Rep. Jason Chaffetz tried to respond to questions, but many of his answers went unheard. The din of the hostile and harassing audience that filled the 1,000 seats of a high school auditorium Thursday night drowned him out.
“Explain yourself,” they roared over him.
When the congressman did get a chance to speak, the crowd often didn’t like what he had to say. And he knew it.
The town-hall meeting was 75 minutes of tense exchanges between Chaffetz and residents from across the state. They were frustrated by the Utah Republican’s refusal to investigate President Donald Trump’s potential conflicts of interest. They doggedly pursued him for his initiatives to transfer or sell public lands. They questioned his position on immigration and refugees.
And that was only half of the largely liberal crowd.
About 1,500 people stood outside Brighton High School, too far back to make the cut, their signs reading, “Do your job” and “America is better than this.”
“We can’t allow anyone else in. It’s fire code,” said Cottonwood Heights police Lt. Dan Bartlett, his megaphone announcements inciting more anger.
One man shouted: “If there’s somebody in there from another district, kick them out.” Several tried to rush the doors, but a line of officers pushed back. Abigail Hawkins, from Cedar Hills, got to the school at 6:15 p.m. and lamented that “they knew … and yet they didn’t move it to a bigger venue.”
“This feels very limited and exclusive,” she said, joining a chant of “Bring him out.”
In the auditorium, at least 20 seats were empty. A fire marshal opened the event by noting that those would not be filled “because of the situation outside.” Chaffetz heard the announcement and paced across the bare stage, acknowledging the lack of space and holding the microphone at his side when the noise got to be too much.
“If you want me to answer the question, give me more than five seconds to do it,” he said, urging attendees to quiet down.
The congressman addressed 13 questions, three focused on public lands and four on investigating Trump. The other subjects jumped from Planned Parenthood to air quality to Education Secretary Betsy DeVos.
Noor Ul-Hasan, a Democratic activist, said, “If you want to continue to look into Hillary Clinton, I don’t care.

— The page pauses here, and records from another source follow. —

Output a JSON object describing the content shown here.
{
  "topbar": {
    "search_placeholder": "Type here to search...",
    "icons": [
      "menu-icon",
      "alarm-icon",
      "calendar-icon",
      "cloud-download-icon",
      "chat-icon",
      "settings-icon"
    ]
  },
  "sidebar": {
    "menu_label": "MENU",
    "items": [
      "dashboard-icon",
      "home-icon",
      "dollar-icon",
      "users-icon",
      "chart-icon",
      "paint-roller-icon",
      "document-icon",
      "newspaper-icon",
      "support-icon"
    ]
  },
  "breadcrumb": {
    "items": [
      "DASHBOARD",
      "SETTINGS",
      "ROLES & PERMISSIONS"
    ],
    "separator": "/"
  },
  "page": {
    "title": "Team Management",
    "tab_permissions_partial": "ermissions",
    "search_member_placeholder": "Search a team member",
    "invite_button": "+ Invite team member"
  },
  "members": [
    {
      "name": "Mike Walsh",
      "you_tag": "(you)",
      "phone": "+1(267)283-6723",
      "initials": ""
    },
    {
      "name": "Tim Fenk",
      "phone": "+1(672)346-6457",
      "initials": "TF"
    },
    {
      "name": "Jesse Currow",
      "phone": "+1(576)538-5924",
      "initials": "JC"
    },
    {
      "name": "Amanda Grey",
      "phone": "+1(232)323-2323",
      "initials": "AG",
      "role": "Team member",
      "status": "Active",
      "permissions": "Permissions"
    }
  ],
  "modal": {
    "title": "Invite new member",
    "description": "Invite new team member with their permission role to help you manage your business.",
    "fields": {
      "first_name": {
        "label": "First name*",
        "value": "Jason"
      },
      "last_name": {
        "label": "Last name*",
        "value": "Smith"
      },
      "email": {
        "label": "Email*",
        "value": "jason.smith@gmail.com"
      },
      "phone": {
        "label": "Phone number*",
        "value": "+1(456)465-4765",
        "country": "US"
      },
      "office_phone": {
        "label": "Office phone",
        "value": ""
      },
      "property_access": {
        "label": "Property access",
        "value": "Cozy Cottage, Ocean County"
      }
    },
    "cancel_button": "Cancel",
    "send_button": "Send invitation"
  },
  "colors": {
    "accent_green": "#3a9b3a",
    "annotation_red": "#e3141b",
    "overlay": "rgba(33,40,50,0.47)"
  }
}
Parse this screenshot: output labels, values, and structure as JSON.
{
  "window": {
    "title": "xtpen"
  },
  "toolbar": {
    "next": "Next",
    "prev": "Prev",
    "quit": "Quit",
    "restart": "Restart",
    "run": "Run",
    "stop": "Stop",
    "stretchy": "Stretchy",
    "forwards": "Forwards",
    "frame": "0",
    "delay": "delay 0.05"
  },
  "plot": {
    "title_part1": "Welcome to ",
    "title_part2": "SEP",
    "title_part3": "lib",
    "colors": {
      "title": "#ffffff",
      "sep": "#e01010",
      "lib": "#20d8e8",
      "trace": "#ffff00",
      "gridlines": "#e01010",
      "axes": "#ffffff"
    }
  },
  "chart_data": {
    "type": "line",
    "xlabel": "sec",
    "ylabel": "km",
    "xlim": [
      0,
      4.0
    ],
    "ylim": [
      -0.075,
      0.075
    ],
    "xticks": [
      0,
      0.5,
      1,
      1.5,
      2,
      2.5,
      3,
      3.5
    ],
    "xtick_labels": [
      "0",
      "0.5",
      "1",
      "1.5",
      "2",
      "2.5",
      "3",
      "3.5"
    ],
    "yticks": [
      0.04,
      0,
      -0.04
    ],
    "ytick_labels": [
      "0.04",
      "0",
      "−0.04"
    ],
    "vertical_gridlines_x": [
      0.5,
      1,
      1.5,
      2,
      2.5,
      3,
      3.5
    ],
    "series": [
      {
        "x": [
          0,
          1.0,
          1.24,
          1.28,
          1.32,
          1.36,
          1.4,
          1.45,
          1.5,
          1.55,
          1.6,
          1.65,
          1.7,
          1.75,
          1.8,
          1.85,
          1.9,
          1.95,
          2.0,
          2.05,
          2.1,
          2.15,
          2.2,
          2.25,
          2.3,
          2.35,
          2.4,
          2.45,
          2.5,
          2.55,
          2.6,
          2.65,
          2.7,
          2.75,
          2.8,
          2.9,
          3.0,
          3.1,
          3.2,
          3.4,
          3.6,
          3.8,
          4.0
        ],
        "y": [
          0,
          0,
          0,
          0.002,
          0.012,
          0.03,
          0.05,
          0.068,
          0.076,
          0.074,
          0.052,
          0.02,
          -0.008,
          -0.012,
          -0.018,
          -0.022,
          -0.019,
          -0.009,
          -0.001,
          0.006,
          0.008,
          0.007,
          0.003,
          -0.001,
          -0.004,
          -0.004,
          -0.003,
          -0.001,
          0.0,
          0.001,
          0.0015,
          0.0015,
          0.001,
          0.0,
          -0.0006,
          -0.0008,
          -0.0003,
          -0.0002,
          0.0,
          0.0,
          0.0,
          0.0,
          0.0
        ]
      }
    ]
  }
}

But why aren’t you checking out your own president?”
Chaffetz, chairman of the House Oversight Committee, said he’s looking into comments made by Kellyanne Conway, a counselor to Trump, who plugged Ivanka Trump’s fashion line in a national television interview.
“There’s no case to be made that we went soft on the White House,” Chaffetz said as police nervously patrolled the perimeter of the room. “In terms of doing my job, that’s what I’m supposed to be doing.”
“I’m trying to be as representative as I can.” — Chaffetz
Melissa Batka Thomas, from Salt Lake City, steadied her shaking hands as she read a quote from Chaffetz in which he called on presidential candidates to release their tax returns and “show everything.”
“I’m asking you to explain what your timeline is to uphold your word or why there is a reluctance to do so,” she said.
The congressman said, as he has before, that the president is “exempt” from conflict of interest laws. “Until there is evidence that [Trump] has somehow overused that to ingratiate his family …” Chaffetz said before boos cut him off.
He also stood by his vote for Trump, though he had at one point during the campaign suggested that he wouldn’t cast his ballot that way.
“By far, Donald Trump was the better choice,” he said with a smirk, knowing it would upset the crowd. “There was no possible way I was ever going to vote for Hillary Clinton.”
One Trump supporter — the only to ask a question — applauded Chaffetz and talked about moving forward. There was little chance to respond before the rumbling resumed.
Bill Willett, 57, from South Salt Lake, arrived at the town-hall meeting at 2 p.m., though doors didn’t open until 6 p.m. He first said his name was “Barely Noticeable” because he feels looked over by Congress. Willett urged Chaffetz to be “the first banging on the White House doors” to investigate the president.
While discussing public-land use and his opposition to Bears Ears National Monument, Chaffetz was greeted by the strongest pushback of the night.
“I hope you do appreciate that not every person has the same viewpoint on the use of public lands,” he said. “What we’re trying to do is find a balanced approach.”
The topic came up again, giving him a chance to speak about his bill to strip Bureau of Land Management and Forest Service employees of their law enforcement powers, an idea that elicited protest from the audience.
“I’m trying to be as representative as I can,” he said.
Charlie Luke, a Democratic member of the Salt Lake City Council, wrote on Facebook that the harassment Chaffetz faced “ensured his reelection for as long as he chooses to run.”
“It will embolden his majority Republican district,” he wrote. “We need to resist, but let’s be smart in the way we do it.”
Chaffetz exited the stage to the right, disappearing behind a wall of blue curtains. The disgruntled residents filed out of the auditorium in the opposite direction. As they parted ways, nobody, it seemed, had a change of perspective after the meeting.
“He said what he wanted to say,” one man told a friend, “and that was it.”